• **Required work**: Repeat the records below verbatim and include no pictures.
Segment Start: Listed entries
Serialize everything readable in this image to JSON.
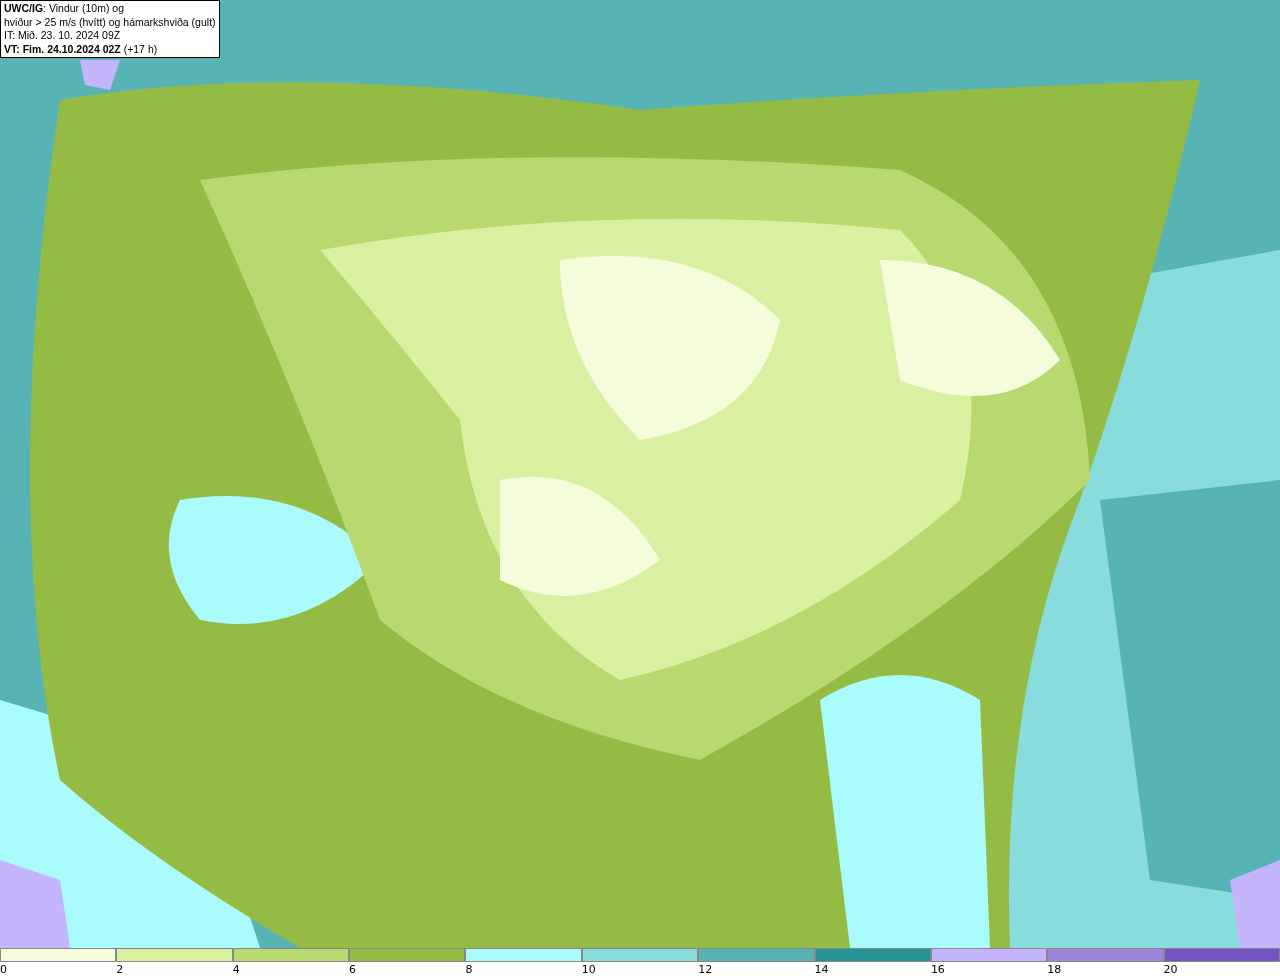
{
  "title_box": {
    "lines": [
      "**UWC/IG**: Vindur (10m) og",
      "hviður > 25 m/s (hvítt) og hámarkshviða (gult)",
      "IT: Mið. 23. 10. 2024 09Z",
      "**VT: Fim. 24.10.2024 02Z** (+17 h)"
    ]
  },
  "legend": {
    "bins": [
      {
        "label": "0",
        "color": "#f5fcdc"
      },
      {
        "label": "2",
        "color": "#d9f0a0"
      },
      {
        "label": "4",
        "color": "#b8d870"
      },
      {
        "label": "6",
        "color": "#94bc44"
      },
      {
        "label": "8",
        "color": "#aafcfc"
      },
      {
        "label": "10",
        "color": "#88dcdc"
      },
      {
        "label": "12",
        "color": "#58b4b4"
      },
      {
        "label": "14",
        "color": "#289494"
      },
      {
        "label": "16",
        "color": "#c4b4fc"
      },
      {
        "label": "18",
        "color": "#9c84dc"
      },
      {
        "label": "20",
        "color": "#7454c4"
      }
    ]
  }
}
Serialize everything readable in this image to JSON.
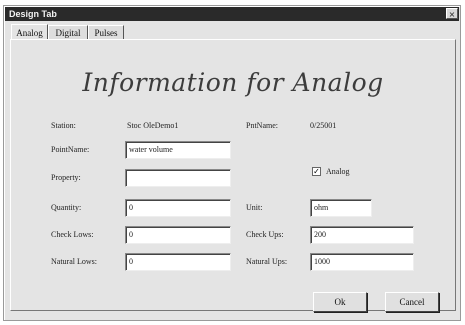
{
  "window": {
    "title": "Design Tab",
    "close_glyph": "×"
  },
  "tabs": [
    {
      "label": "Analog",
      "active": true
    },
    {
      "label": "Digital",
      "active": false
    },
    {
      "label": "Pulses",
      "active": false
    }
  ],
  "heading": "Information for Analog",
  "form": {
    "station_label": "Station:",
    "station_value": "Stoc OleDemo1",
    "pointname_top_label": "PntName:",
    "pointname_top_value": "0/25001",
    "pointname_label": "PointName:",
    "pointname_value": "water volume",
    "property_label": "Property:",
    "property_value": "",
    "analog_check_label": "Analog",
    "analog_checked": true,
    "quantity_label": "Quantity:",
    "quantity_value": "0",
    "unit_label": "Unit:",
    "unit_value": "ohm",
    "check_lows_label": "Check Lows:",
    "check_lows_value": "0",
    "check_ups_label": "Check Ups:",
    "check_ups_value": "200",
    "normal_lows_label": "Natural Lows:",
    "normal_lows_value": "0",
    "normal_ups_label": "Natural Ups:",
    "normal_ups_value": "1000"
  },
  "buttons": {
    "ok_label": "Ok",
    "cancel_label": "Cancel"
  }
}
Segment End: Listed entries
• **Task response**:
Serialize everything readable in this image to JSON.
{
  "title_box": {
    "lines": [
      "**UWC/IG**: Vindur (10m) og",
      "hviður > 25 m/s (hvítt) og hámarkshviða (gult)",
      "IT: Mið. 23. 10. 2024 09Z",
      "**VT: Fim. 24.10.2024 02Z** (+17 h)"
    ]
  },
  "legend": {
    "bins": [
      {
        "label": "0",
        "color": "#f5fcdc"
      },
      {
        "label": "2",
        "color": "#d9f0a0"
      },
      {
        "label": "4",
        "color": "#b8d870"
      },
      {
        "label": "6",
        "color": "#94bc44"
      },
      {
        "label": "8",
        "color": "#aafcfc"
      },
      {
        "label": "10",
        "color": "#88dcdc"
      },
      {
        "label": "12",
        "color": "#58b4b4"
      },
      {
        "label": "14",
        "color": "#289494"
      },
      {
        "label": "16",
        "color": "#c4b4fc"
      },
      {
        "label": "18",
        "color": "#9c84dc"
      },
      {
        "label": "20",
        "color": "#7454c4"
      }
    ]
  }
}
Serialize everything readable in this image to JSON.
{
  "window": {
    "title": "Design Tab",
    "close_glyph": "×"
  },
  "tabs": [
    {
      "label": "Analog",
      "active": true
    },
    {
      "label": "Digital",
      "active": false
    },
    {
      "label": "Pulses",
      "active": false
    }
  ],
  "heading": "Information for Analog",
  "form": {
    "station_label": "Station:",
    "station_value": "Stoc OleDemo1",
    "pointname_top_label": "PntName:",
    "pointname_top_value": "0/25001",
    "pointname_label": "PointName:",
    "pointname_value": "water volume",
    "property_label": "Property:",
    "property_value": "",
    "analog_check_label": "Analog",
    "analog_checked": true,
    "quantity_label": "Quantity:",
    "quantity_value": "0",
    "unit_label": "Unit:",
    "unit_value": "ohm",
    "check_lows_label": "Check Lows:",
    "check_lows_value": "0",
    "check_ups_label": "Check Ups:",
    "check_ups_value": "200",
    "normal_lows_label": "Natural Lows:",
    "normal_lows_value": "0",
    "normal_ups_label": "Natural Ups:",
    "normal_ups_value": "1000"
  },
  "buttons": {
    "ok_label": "Ok",
    "cancel_label": "Cancel"
  }
}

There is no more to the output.